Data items
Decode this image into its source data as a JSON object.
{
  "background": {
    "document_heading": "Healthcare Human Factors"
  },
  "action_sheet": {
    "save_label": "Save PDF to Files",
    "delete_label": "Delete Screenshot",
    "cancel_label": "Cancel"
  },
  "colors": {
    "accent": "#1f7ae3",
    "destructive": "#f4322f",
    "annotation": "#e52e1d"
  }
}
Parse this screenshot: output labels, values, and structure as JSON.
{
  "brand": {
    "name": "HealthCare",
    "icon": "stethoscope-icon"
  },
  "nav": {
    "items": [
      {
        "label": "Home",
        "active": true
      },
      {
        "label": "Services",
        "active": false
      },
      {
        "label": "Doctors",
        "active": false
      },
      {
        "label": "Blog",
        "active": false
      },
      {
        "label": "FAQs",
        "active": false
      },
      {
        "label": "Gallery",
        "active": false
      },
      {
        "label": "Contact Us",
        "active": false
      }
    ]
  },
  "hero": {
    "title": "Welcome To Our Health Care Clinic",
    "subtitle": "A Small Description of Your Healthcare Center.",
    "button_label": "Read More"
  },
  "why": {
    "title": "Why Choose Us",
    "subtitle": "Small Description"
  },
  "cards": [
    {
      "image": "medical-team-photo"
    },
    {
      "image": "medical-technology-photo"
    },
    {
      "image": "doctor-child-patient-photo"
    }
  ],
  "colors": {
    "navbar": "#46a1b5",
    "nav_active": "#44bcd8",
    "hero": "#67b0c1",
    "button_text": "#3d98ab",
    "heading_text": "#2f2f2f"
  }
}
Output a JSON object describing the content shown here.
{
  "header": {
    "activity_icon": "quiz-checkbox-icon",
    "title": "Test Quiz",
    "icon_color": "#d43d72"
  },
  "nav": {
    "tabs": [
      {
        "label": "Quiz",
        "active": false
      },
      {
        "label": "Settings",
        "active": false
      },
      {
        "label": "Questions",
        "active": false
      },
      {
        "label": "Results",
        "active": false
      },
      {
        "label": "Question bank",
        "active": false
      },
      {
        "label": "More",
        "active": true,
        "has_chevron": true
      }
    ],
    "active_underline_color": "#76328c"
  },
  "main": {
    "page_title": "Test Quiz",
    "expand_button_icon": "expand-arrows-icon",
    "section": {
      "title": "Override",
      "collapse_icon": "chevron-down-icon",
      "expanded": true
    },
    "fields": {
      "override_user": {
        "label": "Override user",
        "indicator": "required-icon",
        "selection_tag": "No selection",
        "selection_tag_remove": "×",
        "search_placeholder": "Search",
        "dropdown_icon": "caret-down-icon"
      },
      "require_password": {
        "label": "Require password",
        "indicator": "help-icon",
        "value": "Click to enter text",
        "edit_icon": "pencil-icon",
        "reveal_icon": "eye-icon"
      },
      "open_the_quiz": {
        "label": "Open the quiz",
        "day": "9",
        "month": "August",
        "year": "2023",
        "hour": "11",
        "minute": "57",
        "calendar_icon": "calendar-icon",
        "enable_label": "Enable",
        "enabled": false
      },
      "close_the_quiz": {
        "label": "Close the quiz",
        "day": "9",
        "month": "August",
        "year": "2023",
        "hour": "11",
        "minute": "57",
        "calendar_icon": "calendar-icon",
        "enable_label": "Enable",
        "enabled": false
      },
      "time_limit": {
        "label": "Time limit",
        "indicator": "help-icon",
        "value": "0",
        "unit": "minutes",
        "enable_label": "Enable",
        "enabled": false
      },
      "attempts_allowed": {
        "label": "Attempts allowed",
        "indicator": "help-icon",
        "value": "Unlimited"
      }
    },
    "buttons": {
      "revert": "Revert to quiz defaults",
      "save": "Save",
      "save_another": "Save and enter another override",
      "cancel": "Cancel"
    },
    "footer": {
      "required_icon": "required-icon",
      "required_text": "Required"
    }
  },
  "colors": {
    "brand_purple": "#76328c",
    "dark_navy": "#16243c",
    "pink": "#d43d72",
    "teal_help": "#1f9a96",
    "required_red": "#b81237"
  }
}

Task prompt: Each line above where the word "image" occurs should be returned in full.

Response for this exercise:
Decode this image into its source data as a JSON object.
      "image": "medical-team-photo"
      "image": "medical-technology-photo"
      "image": "doctor-child-patient-photo"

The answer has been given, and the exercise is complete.